**Problem to work on**
Return, from the lines below, each one that includes the word "ionic".

**Exercise materials**
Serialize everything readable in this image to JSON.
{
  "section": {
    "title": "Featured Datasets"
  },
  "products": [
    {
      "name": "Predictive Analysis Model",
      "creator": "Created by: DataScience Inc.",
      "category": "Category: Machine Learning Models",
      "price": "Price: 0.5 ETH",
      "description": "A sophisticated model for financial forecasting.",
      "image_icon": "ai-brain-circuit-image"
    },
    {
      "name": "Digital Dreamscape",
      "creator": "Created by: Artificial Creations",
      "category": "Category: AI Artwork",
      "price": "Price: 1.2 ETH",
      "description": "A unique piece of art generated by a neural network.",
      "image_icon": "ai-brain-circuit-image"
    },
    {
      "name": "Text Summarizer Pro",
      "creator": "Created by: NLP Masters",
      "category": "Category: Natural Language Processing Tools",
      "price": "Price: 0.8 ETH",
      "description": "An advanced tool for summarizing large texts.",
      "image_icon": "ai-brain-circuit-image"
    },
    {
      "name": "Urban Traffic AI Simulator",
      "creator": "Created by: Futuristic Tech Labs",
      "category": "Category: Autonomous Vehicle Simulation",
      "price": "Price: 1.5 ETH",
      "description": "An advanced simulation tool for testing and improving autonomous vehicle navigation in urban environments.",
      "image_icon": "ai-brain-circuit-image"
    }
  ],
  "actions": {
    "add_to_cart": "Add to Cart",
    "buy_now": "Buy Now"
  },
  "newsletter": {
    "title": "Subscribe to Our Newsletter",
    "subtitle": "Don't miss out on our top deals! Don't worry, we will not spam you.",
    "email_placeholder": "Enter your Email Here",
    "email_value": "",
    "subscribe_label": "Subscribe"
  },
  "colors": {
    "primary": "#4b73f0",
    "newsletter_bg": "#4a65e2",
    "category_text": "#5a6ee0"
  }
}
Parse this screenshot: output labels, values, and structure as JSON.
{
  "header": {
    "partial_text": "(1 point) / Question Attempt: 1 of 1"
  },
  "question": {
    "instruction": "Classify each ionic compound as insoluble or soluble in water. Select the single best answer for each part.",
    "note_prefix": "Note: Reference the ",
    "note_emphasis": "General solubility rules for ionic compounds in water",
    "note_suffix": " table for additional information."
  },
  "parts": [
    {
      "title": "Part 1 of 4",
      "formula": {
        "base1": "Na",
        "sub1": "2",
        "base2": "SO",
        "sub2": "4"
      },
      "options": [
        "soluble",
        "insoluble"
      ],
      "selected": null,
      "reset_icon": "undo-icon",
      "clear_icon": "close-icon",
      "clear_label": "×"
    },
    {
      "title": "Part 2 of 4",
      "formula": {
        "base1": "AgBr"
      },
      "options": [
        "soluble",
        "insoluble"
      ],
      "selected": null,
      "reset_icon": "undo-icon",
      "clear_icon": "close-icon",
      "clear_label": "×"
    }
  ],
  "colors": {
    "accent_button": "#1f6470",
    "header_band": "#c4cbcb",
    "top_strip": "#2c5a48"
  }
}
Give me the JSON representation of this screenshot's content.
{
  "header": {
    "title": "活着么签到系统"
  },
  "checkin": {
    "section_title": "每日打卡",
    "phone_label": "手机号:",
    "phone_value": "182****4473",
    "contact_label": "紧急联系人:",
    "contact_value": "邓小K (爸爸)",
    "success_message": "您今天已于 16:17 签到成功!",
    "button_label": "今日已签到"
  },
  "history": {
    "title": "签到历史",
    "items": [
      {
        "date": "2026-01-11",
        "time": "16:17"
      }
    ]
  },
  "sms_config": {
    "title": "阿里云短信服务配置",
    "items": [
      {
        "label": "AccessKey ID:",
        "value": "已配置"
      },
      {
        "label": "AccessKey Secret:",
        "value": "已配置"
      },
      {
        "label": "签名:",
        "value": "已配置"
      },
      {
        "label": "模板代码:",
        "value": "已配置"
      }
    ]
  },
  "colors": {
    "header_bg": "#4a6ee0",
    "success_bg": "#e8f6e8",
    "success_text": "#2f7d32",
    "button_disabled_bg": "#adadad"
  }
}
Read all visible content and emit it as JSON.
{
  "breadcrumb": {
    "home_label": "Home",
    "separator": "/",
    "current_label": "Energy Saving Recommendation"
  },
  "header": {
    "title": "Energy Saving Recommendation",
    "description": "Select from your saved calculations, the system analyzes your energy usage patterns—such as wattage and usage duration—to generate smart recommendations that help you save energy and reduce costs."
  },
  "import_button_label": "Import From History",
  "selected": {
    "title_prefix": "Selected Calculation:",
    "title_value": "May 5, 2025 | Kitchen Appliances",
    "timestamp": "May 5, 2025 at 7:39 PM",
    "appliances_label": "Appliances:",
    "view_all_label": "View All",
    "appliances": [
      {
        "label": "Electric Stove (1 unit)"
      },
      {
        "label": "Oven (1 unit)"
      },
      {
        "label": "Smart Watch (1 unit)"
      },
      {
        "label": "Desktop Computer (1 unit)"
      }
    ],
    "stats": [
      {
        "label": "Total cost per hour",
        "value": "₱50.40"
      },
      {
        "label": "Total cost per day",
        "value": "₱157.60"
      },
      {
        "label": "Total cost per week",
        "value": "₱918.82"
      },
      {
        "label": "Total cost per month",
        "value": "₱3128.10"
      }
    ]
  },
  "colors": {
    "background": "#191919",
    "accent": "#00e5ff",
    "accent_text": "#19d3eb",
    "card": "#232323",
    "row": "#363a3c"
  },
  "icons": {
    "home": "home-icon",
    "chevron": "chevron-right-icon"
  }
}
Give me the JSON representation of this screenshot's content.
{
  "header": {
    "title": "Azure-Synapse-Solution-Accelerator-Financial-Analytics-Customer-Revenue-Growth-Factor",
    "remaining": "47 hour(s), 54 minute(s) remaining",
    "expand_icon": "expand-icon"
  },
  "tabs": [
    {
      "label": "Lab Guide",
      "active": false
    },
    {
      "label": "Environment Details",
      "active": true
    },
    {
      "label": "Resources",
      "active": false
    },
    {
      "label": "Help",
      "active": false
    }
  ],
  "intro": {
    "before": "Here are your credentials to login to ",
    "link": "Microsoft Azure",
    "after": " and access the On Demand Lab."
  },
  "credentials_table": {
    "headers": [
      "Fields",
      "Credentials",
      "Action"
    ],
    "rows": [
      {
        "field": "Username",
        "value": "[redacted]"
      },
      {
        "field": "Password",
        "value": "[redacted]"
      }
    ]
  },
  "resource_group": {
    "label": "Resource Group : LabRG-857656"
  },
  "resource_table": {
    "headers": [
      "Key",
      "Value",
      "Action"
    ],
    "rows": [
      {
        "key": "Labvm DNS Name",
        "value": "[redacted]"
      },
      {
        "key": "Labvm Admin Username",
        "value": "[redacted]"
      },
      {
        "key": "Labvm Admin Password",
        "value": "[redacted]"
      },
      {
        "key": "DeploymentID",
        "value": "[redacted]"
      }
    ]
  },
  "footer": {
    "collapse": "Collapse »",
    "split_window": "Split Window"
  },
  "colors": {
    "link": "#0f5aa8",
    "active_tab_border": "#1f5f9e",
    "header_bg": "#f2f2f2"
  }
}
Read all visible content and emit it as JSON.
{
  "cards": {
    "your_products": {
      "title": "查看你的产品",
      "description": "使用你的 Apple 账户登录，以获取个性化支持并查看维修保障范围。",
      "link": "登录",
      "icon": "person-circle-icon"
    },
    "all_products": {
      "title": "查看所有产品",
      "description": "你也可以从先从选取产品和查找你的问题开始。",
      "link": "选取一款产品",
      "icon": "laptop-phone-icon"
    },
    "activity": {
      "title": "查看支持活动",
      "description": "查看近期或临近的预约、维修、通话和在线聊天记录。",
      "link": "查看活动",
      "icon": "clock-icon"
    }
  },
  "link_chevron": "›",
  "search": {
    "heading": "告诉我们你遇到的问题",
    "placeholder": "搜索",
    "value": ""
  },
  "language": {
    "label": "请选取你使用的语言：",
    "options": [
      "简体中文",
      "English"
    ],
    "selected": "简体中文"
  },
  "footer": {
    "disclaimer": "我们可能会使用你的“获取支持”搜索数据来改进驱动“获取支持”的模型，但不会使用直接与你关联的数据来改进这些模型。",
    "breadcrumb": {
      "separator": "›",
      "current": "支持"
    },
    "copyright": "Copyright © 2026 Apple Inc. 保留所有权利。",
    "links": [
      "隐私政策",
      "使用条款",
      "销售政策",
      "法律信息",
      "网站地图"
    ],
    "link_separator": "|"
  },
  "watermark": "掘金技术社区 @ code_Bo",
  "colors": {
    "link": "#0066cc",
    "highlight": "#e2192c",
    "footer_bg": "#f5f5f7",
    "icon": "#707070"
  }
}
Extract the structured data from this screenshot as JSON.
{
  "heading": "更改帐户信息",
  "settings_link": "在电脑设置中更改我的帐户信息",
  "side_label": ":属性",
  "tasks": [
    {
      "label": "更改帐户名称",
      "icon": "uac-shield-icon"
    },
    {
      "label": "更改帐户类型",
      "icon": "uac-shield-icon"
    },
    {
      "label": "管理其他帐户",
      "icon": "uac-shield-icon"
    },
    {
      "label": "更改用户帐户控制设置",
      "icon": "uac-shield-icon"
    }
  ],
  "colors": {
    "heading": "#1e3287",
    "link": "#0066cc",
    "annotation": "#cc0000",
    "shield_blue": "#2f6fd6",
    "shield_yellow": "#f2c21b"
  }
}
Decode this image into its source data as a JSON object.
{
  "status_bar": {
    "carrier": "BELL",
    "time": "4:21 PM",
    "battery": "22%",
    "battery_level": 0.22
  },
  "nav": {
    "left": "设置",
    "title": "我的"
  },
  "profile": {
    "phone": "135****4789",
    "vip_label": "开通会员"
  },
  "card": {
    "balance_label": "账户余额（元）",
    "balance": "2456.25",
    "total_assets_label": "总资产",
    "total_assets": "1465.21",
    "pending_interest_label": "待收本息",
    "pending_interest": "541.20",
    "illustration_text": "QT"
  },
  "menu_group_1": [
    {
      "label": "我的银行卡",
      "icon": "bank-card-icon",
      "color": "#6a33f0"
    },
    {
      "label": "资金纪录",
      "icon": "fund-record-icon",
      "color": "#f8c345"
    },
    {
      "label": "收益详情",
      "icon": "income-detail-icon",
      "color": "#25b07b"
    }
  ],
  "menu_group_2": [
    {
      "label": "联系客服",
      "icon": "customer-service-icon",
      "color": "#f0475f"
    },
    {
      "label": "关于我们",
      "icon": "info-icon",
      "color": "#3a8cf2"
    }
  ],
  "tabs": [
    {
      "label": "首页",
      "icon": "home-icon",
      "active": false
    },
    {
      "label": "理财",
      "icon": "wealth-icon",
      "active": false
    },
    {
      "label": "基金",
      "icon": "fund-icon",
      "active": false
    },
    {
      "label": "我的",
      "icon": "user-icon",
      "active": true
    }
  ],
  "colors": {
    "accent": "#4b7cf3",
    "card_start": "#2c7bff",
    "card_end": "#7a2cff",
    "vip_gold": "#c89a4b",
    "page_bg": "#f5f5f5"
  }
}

**Written reply**
    "instruction": "Classify each ionic compound as insoluble or soluble in water. Select the single best answer for each part.",
    "note_emphasis": "General solubility rules for ionic compounds in water",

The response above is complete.